Parasitic Wasp from Unknown Moth Pupa

2022 August 7

Near the end of June, Sam found this pupa (which at the time was alive and wiggly) in the garden soil. It is probably one of the owlet moths, probably one of the cutworms, but I couldn’t be any more specific than that because a lot of cutworm moths make pupae that look like this.

So, of course, I put it in a jar to raise it and see what kind of moth came out, so we could maybe make a better ID. And on July 4, 2022, this is what we got:

And, as you can see, this is not a moth. It had been scrunched up in the front half of the pupa, while filling the tail part of the pupa with its various wastes and leftover internal organs from what would have been the moth.

This looks like one of the classic Ichneumon wasps. This is a genus of at least 141 species in North America alone. Of the species that have photos on BugGuide, the one that has the closest match to this one is Ichneumon annulatorius. It has pretty much the same color pattern, is found in Michigan, and commonly emerges from its host in July.

Female ichneumons are generally known for having long, scary-looking oviposiors at the end of their abdomens, and this one doesn’t have anything like that, so it is probably a male. He has standard waspy mouthparts, and probably feeds on flower nectar like a lot of other adult wasps do.

While the females will hunt for caterpillars to lay their eggs in, the males will be hunting for the females. Regardless of which they are looking for, those long, thready antennae have a lot of surface area and are very useful for sniffing out the odors of that which they seek.

Ichneumon wasps will prevent a lot of caterpillars from growing up, because they lay a single egg in each of their prey, so each mother wasp will hunt out as many caterpillars as she can find. This doesn’t do much to suppress the caterpillar population in the first year, because the caterpillars will still do all their damage in the garden before they pupate. But, it really reduces the number the next year, because now many fewer caterpillars are going to mature into egg-laying moths, and a lot fewer eggs will get laid. So the ichneumons are more of a long-term pest control solution. Which, unfortunately, you can only take advantage of if you forego spraying broad-spectrum pesticides this year, so that you don’t kill off the ichneumons before they can get the caterpillars.

Of course, there are pesticides and there are pesticides. If you use things like insecticidal soaps to kill caterpillars, they only kill the ones that they contact right away, with the residue washing off and decomposing. This is much less likely to kill ichneumon wasps. The adults come in, lay their eggs, and leave, and so they are probably not going to be there at the exact instant that you are spraying on the soap. So, you don’t have to completely give up to a massive caterpillar infestation, you just want to address it with something that is less likely to take out the caterpillar predators and parasitoids at the same time.

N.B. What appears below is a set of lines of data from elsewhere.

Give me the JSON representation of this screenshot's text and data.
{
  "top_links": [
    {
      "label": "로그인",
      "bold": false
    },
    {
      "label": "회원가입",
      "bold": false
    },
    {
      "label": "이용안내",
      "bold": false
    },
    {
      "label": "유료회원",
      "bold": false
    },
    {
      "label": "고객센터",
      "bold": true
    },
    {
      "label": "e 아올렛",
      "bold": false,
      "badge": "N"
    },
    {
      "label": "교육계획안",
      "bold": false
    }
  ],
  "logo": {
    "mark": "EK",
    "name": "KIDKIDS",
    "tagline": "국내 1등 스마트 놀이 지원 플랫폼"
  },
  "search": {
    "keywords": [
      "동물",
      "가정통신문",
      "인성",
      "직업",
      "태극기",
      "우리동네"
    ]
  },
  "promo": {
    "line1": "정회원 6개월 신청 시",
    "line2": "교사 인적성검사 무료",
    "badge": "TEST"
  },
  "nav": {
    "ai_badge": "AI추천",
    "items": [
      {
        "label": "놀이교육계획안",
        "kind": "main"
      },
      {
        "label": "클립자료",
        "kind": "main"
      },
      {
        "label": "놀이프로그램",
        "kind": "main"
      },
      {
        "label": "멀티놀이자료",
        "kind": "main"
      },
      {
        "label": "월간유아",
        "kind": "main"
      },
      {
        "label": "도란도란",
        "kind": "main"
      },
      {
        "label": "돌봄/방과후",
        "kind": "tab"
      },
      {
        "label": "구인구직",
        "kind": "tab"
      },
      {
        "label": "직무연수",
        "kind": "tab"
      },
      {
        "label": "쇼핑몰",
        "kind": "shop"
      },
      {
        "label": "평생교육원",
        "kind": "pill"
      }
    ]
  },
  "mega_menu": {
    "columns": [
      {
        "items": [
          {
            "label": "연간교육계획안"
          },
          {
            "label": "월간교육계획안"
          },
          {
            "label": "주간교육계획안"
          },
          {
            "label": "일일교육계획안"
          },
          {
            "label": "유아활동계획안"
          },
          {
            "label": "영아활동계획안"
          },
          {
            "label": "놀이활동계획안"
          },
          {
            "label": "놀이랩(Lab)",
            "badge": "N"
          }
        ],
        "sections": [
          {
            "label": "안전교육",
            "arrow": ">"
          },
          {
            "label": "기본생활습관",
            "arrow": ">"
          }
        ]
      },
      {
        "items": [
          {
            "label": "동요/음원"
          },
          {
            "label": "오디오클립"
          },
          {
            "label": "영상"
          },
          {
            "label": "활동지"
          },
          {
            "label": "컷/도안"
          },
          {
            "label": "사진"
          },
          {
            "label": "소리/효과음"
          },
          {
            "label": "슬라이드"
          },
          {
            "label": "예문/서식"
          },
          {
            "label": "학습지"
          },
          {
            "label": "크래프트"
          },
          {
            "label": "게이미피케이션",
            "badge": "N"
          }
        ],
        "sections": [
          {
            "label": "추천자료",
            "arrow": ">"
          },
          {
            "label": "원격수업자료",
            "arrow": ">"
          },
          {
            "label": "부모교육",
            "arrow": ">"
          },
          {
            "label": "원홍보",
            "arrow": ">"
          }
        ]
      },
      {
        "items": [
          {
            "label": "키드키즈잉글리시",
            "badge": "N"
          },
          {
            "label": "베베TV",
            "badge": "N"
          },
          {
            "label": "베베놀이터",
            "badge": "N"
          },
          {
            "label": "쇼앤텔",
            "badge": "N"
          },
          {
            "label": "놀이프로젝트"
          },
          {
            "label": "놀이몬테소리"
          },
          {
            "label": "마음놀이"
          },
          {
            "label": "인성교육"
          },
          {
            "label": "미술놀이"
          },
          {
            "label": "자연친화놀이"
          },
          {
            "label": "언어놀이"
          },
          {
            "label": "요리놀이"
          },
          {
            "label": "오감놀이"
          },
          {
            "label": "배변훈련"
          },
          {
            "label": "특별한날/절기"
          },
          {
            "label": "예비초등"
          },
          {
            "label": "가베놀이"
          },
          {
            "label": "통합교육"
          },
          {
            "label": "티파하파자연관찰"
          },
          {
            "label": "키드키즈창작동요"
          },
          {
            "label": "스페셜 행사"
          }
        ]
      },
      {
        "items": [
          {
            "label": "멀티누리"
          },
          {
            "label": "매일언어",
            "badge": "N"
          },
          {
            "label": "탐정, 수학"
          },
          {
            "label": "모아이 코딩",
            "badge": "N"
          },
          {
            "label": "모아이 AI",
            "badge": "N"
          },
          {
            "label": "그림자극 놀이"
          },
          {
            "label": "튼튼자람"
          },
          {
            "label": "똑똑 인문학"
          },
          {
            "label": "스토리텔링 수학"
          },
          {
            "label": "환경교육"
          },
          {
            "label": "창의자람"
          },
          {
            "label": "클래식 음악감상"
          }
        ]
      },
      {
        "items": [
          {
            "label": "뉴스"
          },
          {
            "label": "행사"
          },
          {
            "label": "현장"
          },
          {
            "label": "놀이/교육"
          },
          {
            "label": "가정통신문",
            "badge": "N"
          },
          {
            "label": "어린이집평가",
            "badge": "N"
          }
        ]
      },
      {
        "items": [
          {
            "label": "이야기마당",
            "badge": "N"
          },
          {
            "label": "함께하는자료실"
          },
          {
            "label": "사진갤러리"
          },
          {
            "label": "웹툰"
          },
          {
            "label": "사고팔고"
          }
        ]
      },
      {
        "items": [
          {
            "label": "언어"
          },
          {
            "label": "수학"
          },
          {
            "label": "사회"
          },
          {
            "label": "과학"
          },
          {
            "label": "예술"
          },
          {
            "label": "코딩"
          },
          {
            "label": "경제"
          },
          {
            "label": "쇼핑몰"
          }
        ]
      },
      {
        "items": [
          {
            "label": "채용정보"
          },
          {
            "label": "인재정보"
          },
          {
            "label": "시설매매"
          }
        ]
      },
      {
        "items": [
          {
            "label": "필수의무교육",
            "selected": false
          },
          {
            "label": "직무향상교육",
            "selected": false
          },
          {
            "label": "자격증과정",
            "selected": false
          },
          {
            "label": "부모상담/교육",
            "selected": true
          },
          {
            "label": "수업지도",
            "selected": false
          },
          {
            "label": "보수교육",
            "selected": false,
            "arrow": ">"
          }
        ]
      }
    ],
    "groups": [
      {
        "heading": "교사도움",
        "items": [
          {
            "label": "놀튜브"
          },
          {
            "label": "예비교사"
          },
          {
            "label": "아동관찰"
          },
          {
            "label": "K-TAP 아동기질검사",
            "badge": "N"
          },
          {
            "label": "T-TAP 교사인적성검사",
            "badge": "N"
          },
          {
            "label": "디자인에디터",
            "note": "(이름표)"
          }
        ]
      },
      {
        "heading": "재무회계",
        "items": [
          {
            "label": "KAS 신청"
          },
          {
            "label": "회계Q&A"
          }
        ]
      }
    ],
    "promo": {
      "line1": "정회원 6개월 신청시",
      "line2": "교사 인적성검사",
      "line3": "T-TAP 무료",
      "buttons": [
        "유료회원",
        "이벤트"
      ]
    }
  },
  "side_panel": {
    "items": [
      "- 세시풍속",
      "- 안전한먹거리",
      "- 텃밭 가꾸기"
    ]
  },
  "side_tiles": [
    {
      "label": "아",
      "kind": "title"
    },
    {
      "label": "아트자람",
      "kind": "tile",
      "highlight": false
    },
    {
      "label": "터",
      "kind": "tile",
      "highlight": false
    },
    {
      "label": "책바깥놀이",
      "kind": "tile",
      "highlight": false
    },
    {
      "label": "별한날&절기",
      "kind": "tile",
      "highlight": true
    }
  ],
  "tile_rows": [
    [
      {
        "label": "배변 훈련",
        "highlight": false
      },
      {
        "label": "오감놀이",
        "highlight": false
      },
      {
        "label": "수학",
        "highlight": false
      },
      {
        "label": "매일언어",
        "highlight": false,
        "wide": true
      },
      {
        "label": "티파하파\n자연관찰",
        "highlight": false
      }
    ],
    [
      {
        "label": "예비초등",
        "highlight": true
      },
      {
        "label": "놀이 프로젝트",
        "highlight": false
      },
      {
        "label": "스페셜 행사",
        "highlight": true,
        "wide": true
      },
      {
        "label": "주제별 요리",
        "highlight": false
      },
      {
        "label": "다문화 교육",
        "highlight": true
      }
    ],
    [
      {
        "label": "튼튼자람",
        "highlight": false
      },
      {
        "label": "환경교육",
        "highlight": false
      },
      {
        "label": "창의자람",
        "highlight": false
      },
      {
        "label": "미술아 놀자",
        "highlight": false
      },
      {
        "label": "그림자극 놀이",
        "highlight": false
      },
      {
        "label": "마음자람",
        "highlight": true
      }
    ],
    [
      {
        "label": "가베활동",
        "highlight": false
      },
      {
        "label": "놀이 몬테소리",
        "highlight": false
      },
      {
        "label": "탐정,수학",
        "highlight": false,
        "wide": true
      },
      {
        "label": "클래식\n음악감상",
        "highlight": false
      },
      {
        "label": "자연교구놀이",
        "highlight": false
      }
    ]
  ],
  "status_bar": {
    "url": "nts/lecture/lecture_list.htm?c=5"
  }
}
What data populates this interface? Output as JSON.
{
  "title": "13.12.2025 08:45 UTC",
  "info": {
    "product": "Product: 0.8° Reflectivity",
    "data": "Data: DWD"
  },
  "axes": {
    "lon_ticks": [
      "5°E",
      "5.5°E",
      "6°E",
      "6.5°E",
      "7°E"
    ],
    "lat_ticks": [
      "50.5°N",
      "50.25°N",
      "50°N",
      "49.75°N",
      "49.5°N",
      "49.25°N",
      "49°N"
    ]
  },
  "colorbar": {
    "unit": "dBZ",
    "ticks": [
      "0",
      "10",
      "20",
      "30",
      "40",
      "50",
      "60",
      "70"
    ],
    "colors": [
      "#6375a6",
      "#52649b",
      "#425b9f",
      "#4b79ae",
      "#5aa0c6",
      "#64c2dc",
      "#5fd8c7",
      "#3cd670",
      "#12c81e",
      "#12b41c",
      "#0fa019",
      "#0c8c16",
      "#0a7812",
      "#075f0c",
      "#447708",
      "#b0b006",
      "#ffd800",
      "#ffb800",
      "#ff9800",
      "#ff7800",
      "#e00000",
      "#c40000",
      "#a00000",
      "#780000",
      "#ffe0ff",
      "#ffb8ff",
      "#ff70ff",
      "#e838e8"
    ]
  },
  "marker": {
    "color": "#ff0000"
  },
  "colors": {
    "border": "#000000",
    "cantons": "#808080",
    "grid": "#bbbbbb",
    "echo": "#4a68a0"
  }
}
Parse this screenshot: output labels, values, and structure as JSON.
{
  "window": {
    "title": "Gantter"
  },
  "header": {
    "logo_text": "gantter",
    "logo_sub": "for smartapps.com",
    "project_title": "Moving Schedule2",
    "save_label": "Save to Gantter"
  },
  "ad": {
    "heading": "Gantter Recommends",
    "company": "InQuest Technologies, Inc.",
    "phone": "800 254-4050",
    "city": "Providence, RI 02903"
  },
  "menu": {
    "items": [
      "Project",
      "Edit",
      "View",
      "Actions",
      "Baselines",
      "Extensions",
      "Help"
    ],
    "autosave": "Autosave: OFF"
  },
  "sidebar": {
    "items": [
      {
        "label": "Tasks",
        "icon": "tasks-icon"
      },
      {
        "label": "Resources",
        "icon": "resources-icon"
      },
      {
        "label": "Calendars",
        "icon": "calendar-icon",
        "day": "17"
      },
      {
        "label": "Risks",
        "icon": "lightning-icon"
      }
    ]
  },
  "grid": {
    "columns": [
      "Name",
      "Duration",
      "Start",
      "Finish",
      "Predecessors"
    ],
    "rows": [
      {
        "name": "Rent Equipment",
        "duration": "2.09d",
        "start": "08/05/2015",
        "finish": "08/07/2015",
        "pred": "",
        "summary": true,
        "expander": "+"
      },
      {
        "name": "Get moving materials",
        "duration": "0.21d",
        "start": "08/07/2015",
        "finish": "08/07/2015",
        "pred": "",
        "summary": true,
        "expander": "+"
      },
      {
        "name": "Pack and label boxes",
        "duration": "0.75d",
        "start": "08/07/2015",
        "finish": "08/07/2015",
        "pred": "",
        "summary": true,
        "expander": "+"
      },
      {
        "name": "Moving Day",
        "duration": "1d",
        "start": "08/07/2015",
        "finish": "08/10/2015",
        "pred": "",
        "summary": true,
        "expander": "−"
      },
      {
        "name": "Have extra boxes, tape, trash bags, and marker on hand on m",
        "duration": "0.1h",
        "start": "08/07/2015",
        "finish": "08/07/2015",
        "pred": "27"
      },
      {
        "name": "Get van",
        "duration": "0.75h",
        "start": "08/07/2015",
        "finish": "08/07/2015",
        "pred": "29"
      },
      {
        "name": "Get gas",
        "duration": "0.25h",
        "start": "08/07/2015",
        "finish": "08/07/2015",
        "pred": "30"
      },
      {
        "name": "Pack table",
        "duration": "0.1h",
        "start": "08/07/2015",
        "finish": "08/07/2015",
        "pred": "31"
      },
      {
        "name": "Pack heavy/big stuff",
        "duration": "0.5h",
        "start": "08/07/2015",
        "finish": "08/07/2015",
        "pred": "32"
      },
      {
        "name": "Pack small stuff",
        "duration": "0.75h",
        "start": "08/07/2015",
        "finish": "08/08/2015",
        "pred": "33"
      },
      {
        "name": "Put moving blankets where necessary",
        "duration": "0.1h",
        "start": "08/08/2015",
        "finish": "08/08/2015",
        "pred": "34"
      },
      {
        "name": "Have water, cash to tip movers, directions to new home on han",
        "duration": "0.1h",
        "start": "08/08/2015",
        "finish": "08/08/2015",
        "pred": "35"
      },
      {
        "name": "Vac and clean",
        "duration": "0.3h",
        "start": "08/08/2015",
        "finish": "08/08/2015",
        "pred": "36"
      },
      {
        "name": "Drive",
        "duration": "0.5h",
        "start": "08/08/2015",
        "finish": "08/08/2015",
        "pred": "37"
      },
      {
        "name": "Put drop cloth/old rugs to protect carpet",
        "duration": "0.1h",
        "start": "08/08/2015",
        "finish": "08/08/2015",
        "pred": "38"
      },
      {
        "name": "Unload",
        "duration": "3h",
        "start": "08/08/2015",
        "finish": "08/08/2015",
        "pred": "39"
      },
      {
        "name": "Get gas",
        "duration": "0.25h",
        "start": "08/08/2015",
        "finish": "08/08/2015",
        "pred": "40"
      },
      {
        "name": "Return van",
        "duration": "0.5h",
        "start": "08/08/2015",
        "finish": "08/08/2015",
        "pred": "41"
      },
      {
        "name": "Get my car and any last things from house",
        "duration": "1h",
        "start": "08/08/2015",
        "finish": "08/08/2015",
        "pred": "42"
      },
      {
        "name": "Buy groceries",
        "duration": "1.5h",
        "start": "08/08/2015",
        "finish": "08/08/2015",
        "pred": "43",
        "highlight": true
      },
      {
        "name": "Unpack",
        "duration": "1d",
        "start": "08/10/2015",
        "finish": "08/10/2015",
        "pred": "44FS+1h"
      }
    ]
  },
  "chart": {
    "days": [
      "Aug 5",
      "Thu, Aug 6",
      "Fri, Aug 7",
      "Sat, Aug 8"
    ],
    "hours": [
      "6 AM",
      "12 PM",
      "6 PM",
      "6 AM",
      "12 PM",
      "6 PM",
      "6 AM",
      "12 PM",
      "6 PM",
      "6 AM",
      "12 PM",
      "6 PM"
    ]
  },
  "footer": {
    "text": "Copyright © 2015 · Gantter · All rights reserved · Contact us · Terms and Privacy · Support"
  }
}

2 Responses
  1. Gaurav permalink
    August 12, 2022

    Hi Tim. I am leaving this comment here as I could not find a way to email you. You may choose to publish it or let it be.

    I am Gaurav from Ontario, Canada. I am very interested in the nature space and would like to offer to buy your site, if you are willing to sell it.

    If you are willing to consider selling, I will be happy to get on a Zoom call with you to figure out how we can work it out.

    Best regards

  2. October 16, 2022

    Gaurav, have you ever considered investing in the crazed Catholic nutjob space? Think about it. The growth possibilities are substantial. Have your people call my people. I think we can do a deal, baby.

Comments are closed.